**ASSIGNMENT**
Every line of the data that includes "name" should be copied out.

**MATERIALS PROVIDED**

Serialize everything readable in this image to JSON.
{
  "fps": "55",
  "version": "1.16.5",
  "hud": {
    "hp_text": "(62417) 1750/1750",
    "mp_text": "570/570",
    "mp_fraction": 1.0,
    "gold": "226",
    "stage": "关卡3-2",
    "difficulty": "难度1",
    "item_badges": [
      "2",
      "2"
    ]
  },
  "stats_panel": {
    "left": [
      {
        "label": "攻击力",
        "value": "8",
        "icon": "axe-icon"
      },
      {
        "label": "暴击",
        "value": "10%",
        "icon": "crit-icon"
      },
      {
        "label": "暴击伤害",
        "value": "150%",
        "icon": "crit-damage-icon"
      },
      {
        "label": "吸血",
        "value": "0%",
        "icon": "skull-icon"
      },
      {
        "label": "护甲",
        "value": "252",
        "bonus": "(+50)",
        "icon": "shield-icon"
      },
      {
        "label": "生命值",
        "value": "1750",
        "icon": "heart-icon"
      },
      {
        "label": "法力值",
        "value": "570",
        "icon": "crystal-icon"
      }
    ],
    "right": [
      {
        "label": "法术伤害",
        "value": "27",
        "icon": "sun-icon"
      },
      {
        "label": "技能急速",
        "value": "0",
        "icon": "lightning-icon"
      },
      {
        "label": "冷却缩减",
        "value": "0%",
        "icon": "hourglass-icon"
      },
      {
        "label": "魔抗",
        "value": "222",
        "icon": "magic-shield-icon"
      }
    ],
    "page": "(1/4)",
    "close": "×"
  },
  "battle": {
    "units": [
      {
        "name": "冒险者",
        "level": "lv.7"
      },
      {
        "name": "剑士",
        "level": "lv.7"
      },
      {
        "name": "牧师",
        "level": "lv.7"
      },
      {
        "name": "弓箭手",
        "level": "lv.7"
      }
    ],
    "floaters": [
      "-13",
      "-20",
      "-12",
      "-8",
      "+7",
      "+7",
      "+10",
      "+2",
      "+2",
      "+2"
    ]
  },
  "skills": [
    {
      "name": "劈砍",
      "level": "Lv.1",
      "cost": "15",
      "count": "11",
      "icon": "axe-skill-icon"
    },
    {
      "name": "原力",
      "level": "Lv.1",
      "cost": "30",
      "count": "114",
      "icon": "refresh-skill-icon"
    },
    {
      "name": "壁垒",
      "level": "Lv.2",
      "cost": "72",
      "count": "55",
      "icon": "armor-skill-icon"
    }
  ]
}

**RESULT OF THE TASK**
        "name": "冒险者",
        "name": "剑士",
        "name": "牧师",
        "name": "弓箭手",
      "name": "劈砍",
      "name": "原力",
      "name": "壁垒",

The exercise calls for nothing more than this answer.